“I’m almost in tears,” said McLain.

McLain, who made the trip up to Newport from New Orleans just to attend the event, said she has always admired Hale growing up.

“I grew up hearing about her my entire life,” she said.

Many at the ceremony remarked that they hoped such inspiration would now be imparted to all of Newport’s children.

Newport resident Mary Lou McGuire said the most important part of the monument is that it “will hopefully give the younger kids an idea of the legacy that Newport historically has had.

“Especially, if they could see that someone from little old Newport could rise to this stature,” said McGuire. “I hope that — whenever they see it — it will be a visual reminder that you can do this too if you really put your mind to it.”

Bruce Cronin, who was raised in Sunapee but lived in Massachusetts before retiring back to his native community 13 years ago, described the sculpture as “beautiful.” He said that Newport “has the reputation of a blue-collar town, a working class town, but the interesting thing is that there’s a lot of culture and a lot of history.”

“What I like about Newport is its diversity,” said Cronin. “It’s not just one socioeconomic group here. You feel like you’re in a real town, a normal town. Some places tend to be more heterogeneous.”

Given that Newport has a “mix of many different people of different interests and different educational backgrounds, I think this keeps us in line with our cultural influence here.”

State Sen. Bob Odell, a Newport-area Republican, also spoke at the park dedication, describing himself as a “history buff.

“I like to think of the people that trod these roads and these byways and backwoods back in the time of Sara Josepha Hale,” he said. “The idea that she would have known this town, she would have known this Main Street, she would have known the intersections, she would have known some of the covered bridges. She would have understood the culture and the kinds of people who lived here, worked here, and people from various parts of the world that ended up here.”

Odell continued, “I think this celebration of her life is such a reminder that we can inspire other generations of children and grandchildren that come after us, that this memorial could be something of a symbol of the opportunity that exists in this part of the country and in the United States of America.”

Barry Williams, of Sunapee, said he has long been an admirer of Hale’s, and is always reminded of her around Thanksgiving.
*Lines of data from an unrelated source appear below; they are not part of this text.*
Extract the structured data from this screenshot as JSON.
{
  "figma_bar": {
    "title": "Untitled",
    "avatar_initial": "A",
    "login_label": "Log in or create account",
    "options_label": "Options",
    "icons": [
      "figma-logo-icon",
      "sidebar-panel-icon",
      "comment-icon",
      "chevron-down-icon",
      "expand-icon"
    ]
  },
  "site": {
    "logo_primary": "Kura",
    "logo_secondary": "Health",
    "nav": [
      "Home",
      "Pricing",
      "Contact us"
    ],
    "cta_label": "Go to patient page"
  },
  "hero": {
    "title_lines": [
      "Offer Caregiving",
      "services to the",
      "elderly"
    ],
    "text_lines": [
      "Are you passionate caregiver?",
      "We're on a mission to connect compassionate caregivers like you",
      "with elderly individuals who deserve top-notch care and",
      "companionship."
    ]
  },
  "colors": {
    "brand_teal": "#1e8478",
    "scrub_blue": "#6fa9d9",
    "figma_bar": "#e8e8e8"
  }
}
For the past five or six years, he said, he’s gone over to the historic marker where she lived on Thursday morning each Thanksgiving Day.

“Sadly, nobody shows up and I’m the only one,” he said.

For Williams, the sculpture is about the accomplishments of Hale, which he said are especially remarkable given the time period she lived in.

“She was a real leader and a real example to other women,” Williams said. “She was proof that women could do what other men though they couldn’t.”

Ben Conarck can be reached at bconarck@vnews.com or 603-727-3213.

CORRECTION

Republican state Sen. Bob Odell represents the Newport area but is from Lempster, N.H. An earlier version of this story gave an incorrect hometown.